To ensure that the research being supported today yields the cancer treatments of tomorrow, Congress must sustain and expand the support it is currently providing.

ACS CAN submitted comments on draft U.S. Food and Drug Administration (FDA) guidance on Collection of Race and Ethnicity Data in Clinical Trials and Clinical Studies for Food and Drug Administration-Regulated Medical Products.

Photo of Making Strides Against Breast Cancer Event Participant

Prevention and Early Detection

ACS CAN advocates for public policies that can prevent nearly half of all cancer deaths by ensuring access to recommended cancer screenings, protecting the public from skin cancer risk, reducing tobacco use and exposure to secondhand smoke and supporting people in increasing physical activity, eating a healthy diet, and managing their weight.
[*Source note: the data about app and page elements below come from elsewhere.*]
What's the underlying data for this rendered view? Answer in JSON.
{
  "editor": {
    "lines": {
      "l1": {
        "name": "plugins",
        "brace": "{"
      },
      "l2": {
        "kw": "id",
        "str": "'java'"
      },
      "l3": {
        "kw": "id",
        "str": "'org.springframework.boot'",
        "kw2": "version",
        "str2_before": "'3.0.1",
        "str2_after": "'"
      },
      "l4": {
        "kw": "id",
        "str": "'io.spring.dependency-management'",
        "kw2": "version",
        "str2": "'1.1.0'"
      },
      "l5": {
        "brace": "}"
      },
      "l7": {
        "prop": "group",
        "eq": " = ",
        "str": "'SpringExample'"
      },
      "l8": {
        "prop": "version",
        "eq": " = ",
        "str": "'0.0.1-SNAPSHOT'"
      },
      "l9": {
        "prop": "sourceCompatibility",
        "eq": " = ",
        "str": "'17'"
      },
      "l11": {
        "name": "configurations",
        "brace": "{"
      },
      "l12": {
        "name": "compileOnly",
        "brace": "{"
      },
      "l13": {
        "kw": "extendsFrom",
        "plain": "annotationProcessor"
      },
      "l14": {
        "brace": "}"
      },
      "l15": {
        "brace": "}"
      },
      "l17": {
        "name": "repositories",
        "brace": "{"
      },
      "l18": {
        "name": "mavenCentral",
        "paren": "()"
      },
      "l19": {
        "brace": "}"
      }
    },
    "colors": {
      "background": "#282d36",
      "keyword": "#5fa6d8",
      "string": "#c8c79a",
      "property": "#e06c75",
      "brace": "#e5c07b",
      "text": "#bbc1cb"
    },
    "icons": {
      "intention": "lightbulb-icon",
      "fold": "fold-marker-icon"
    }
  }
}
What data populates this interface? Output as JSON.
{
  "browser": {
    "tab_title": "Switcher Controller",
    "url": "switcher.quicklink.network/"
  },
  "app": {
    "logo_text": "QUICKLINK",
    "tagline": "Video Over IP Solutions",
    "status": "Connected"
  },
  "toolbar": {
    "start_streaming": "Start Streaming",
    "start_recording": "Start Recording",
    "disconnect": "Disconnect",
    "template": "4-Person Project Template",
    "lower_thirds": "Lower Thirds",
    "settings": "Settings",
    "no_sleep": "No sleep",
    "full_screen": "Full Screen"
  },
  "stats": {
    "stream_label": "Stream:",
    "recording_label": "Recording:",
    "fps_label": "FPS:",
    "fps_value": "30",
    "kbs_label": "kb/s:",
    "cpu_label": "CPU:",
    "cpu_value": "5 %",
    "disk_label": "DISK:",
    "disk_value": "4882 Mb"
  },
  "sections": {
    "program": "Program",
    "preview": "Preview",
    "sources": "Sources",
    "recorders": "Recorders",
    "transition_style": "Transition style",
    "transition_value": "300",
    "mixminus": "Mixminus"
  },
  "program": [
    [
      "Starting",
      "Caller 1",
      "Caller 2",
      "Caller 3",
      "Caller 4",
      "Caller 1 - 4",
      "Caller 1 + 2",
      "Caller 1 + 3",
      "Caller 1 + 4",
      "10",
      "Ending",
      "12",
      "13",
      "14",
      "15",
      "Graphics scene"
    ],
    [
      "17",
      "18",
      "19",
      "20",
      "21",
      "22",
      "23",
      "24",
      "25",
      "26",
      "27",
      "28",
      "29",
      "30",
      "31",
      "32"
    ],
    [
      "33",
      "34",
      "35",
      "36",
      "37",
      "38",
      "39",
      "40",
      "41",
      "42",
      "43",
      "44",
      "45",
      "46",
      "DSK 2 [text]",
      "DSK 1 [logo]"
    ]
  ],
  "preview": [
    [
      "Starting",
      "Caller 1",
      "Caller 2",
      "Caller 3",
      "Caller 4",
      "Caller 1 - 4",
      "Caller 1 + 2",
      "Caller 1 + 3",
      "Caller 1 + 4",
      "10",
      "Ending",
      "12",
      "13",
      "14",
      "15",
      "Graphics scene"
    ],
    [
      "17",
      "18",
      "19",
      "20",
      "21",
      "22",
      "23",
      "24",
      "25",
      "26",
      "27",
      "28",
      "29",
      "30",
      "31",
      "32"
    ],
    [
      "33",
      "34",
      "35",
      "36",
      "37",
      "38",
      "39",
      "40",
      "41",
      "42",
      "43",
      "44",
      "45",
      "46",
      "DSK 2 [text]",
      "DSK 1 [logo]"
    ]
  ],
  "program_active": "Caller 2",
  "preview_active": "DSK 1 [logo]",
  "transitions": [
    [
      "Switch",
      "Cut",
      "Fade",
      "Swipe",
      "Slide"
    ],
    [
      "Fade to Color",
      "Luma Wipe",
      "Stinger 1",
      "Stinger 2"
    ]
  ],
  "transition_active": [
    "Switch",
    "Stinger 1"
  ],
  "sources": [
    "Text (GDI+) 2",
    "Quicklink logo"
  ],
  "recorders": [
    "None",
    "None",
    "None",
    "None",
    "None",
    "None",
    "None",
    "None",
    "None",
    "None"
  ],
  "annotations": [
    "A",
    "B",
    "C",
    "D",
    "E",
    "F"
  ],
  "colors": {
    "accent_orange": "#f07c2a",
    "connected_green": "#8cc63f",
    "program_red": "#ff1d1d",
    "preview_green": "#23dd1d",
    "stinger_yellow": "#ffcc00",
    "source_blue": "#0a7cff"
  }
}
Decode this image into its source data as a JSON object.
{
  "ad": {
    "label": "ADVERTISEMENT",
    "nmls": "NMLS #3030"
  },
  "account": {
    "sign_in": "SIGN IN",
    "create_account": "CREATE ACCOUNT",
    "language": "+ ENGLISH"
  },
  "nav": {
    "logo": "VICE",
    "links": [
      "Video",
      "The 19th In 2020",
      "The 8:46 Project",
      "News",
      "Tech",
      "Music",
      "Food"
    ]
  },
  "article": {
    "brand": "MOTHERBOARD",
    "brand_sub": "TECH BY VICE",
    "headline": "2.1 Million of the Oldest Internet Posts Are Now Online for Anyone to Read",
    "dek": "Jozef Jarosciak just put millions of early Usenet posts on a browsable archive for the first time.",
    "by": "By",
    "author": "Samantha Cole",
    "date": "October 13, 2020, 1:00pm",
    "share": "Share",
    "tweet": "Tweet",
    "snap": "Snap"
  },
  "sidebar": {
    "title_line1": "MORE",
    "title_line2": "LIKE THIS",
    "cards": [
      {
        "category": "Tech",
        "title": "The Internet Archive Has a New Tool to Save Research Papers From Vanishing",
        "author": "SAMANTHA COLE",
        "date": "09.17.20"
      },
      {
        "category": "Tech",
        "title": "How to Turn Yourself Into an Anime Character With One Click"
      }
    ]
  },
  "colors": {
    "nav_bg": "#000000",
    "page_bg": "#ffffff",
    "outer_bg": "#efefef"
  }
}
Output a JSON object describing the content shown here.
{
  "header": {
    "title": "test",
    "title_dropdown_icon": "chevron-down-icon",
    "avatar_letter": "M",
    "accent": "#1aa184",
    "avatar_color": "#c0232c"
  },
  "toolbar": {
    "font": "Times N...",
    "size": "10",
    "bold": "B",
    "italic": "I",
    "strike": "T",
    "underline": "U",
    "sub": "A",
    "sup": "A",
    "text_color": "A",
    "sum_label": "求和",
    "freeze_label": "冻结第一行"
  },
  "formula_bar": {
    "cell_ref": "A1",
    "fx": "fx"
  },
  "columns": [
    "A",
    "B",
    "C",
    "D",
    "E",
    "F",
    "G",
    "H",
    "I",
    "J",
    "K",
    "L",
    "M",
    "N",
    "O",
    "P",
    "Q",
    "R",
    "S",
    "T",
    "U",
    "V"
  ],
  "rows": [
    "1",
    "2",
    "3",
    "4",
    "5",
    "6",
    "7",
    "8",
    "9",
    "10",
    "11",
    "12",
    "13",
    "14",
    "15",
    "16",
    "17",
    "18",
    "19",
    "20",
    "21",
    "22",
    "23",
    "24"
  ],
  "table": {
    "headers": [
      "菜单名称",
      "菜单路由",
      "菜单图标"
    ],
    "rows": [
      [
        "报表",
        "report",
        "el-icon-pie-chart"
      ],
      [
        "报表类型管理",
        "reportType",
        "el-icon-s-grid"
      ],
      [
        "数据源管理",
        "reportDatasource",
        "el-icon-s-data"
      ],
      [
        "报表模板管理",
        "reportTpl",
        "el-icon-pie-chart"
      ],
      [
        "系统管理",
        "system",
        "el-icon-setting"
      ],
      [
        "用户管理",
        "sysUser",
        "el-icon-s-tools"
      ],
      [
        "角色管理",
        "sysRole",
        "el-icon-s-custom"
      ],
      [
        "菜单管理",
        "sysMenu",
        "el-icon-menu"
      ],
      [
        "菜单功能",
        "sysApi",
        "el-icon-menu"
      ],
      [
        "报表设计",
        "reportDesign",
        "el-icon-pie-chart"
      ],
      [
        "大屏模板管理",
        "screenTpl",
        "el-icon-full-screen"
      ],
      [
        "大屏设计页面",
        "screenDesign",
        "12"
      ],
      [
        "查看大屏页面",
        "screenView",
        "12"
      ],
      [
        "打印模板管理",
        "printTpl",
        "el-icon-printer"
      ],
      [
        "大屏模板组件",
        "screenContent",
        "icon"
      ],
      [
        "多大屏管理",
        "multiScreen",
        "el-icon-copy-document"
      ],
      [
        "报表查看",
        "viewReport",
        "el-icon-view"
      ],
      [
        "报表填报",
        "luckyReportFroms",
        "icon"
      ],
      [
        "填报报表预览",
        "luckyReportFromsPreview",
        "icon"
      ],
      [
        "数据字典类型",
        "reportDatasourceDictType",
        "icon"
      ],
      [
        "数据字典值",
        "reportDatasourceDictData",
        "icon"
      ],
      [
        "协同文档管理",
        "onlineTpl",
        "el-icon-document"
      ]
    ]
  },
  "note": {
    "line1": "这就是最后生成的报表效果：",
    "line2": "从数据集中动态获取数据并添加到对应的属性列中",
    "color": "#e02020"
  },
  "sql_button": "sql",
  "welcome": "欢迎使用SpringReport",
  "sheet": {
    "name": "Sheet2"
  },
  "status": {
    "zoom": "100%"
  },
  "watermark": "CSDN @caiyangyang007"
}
ACS CAN advocates for everyone’s right to breathe smoke-free air so that no one is forced to choose between their health and a paycheck. ACS CAN urges state and local officials to pass and protect comprehensive smoke-free laws in all workplaces, including restaurants, bars and gaming facilities.

Research has repeatedly shown that there is no risk-free level of exposure to secondhand smoke (SHS). Smoke-free laws and policies provide immediate and long-term health benefits for both people who smoke and those who do not and are good for businesses and workers.

Exposure to secondhand smoke (SHS) is an occupational hazard for many casino workers – from dealers to security. But when smoking is permitted in casinos, no one – even patrons – is safe from SHS exposure. Job-related exposure to SHS is a significant, but entirely preventable, cause of premature death among U.S. workers.

 

Doctor and Patient

Health Equity

ACS CAN supports health equity efforts for all Americans so they may receive access to quality care, no matter their race, ethnicity, sexual orientation, income level or ZIP code. 

The American Cancer Society (ACS) and the American Cancer Society Cancer Action Network (ACS CAN) are united in the goal of achieving health equity and access to quality care across the cancer continuum through effective patient navigation. Yet to date, patient navigation services are still absen

A critical factor for eliminating disparities and ensuring health equity is the guarantee that all people have access to quality, affordable health care.

The American Cancer Society Cancer Action Network (ACS CAN) believes everyone should have a fair and just opportunity to prevent, detect, treat, and survive cancer. No one should be disadvantaged in their fight against cancer because of income, race, gender identity, sexual orientation, disability status, or where they live. From preventive screening and early detection, through diagnosis and treatment, and into survivorship, there are several factors that influence cancer disparities among different populations across the cancer continuum.